Trade, $3.6 billion over 10 years. This money is used to promote U.S. crops overseas and provide food aid abroad. The government also offers some technical assistance to farmers in developing countries.
President Obama had earlier called for an overhaul of the food aid program. Instead of buying food from U.S. farmers and shipping it overseas, some of the money would just be sent directly to poor countries. But those reform efforts foundered, and the House ended up keeping the food-aid program intact.
Energy, $243 million over 10 years. This includes money for biofuels as well as for energy-efficiency programs in rural areas. It also provides funding to help develop biochemicals and bioplastics industries, in an attempt to reduce the country's reliance on fossil fuels. The House provisions in this bill are considerably smaller than those in the Senate version.
Miscellaneous, about $1.5 billion over 10 years. This includes everything from forestry programs to rural development to research and development. There are programs for promoting farmers markets, selling off timber on federal lands, and even research into organic agriculture and citrus diseases. The Senate bill would create a new R&D agency akin to the National Institutes of Health.
Wait! But what about the Senate bill?
Compared with the Senate bill, the House bill has less money for food stamps and nutrition.
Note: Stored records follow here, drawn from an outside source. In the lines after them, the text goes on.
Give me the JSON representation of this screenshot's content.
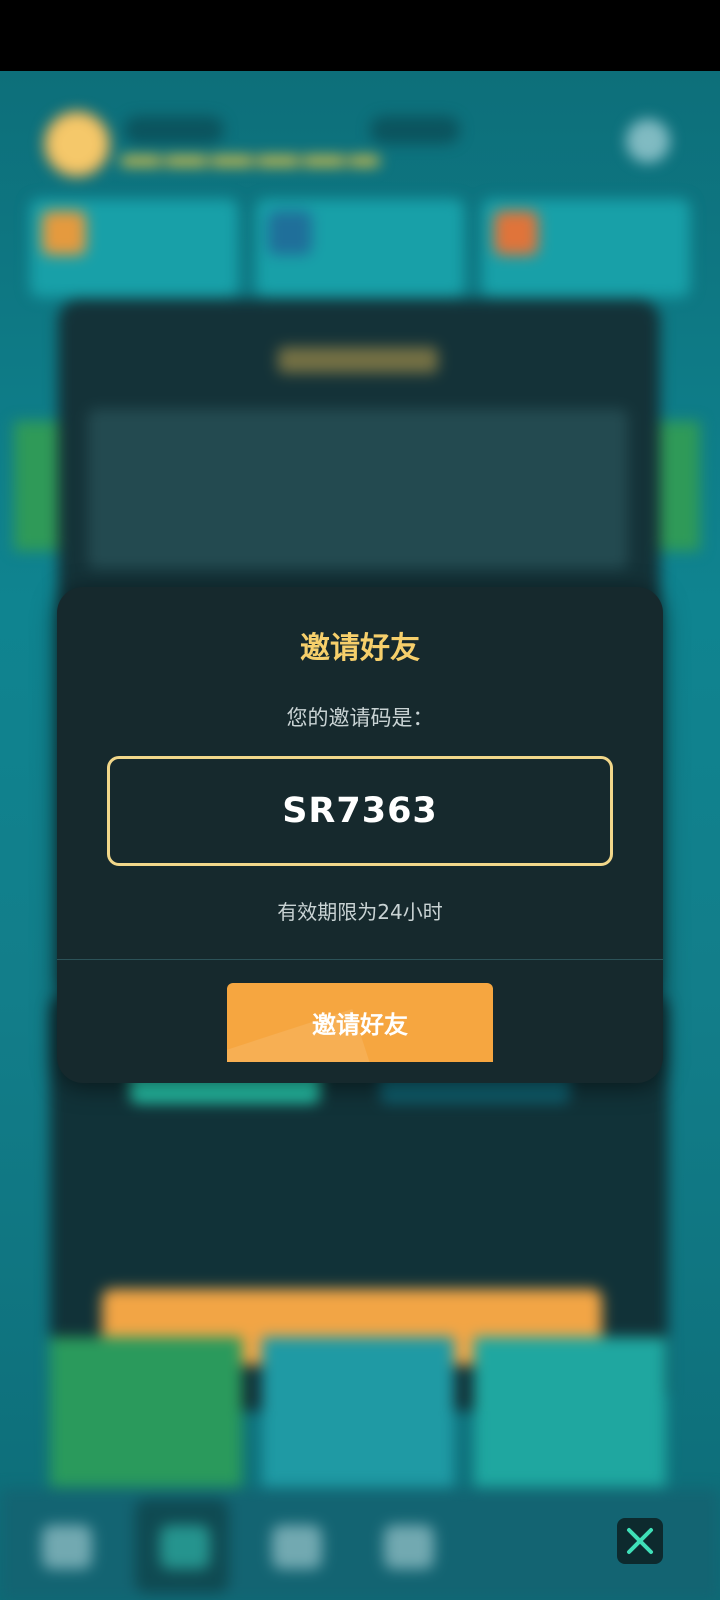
{
  "invite_modal": {
    "title": "邀请好友",
    "subtitle": "您的邀请码是：",
    "code": "SR7363",
    "validity": "有效期限为24小时",
    "button_label": "邀请好友"
  },
  "colors": {
    "title_accent": "#f6cf6b",
    "button": "#f6a640",
    "modal_background": "#16292d",
    "close_button_icon": "#3fe0b8"
  },
  "background_nav": {
    "icons": [
      "warning-icon",
      "shield-icon",
      "compass-icon",
      "heart-icon"
    ],
    "close_icon": "close-icon"
  }
}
There's also somewhat less money for conservation, slightly deeper cuts to commodity payments, and a bit more money for crop insurance, thanks to a number of different rules used to calculate payments.
If the House approves its version of the farm bill on Thursday, the two bills will then have to be reconciled somehow.
--NPR’s Scott Neuman wrote a primer on the history of the farm bill and why it's so important.
--Over at Grist, Tom Laskawy has an interesting essay on whether sustainable agriculture advocates should be happy with the bill or not.
Note: This post is an updated and expanded version of this older guide to the Senate farm bill.